The generality of neuronal architecture related to vastly diverse functions renders it likely that, beyond specific signal processing, there must be a generic function common to all cortical areas in animals and humans. We hypothesize that neocortex is a giant associative storage device, which handles flexible combinations of sensory, motor and cognitive functions that the individual has learned in his/her life.
To verify this hypothesis, we firstly need to clarify how signals are represented within neocortical networks and what role the confusing multitude of neuronal components plays (e.g. the six neocortical layers, or the various types of excitatory and inhibitory neurons). Second, it must be resolved how separate areas are linked and whether the link and concurrent signal processing make use of the same neural elements and activities, or whether they can be separated.
Regarding the close similarity of neocortex in animals and humans it is very likely that basic scientific knowledge that we gain in animals can be generalized very easily to understand also principles of function or dysfunction in humans and patients. Of course, future applications for the better of humans suffering from neocortical diseases such as Alzheimer's and Parkinson’s disease, schizophrenia, or depression, need future progress in applied and translational neuroscience. However, before this can happen, a thorough understanding of the bases of neocortical function has to be reached. This is the purpose of our research.
Beyond the goal to understand the function of neocortex we have started to direct our research toward possible future applications. We work toward the establishment of cortical sensory neuroprostheses, that in the future might help those help patients, who lost a sense due to a disease of the central nervous system. A major problem is that percepts produced by electrical activation of cortical networks depend very much on the sensory and behavioral context. Our solution to this problem is to establish intelligent implants that measure neural activity to assess information about contexts (i.e. the associative state of the cortical tissue to be activated) and use this to increase precision with which sensory signals can be imprinted into central neuronal structures and reach perception.
This research therefore requires the combination of a macroscopic and microscopic view – i.e. the study of representation of memories on the cellular level locally and their linkage between cortical areas globally. We employ modern methods of multiple neuron electrophysiology and optical imaging and combine it with behavioral observation at highest precision. Our model for studying these questions is the sensorimotor vibrissal system (vibrissae = whiskers) of rodents. These animals use an 'active' strategy of sampling tactile information about their immediate environment by actively moving their vibrissae across objects in their vicinity.
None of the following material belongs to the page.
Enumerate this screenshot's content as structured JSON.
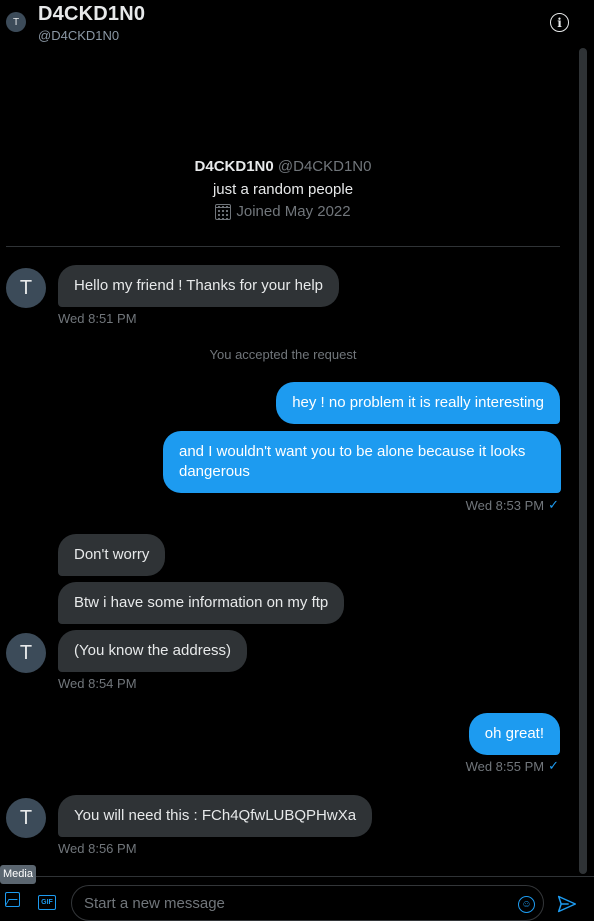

We examine firstly tactile representations, how they are formed into a percept, and how they are coupled to motor representations to optimize tactile exploration. Secondly, we study the interaction of sensory and so-called higher cortical areas, during decisions making. Thirdly, the formation of coupling of neocortical representations and underlying morphological plasticity is studied during associative learning tasks.
- Operant conditioning of rodents and psychophysics
- Real-time registration of movement and precise sensory stimulation
- Electrophysiological recording via implanted microelectrode arrays
- 2 Photon Microscopy
- Optogenetic interference
- Multi-electrode stimulation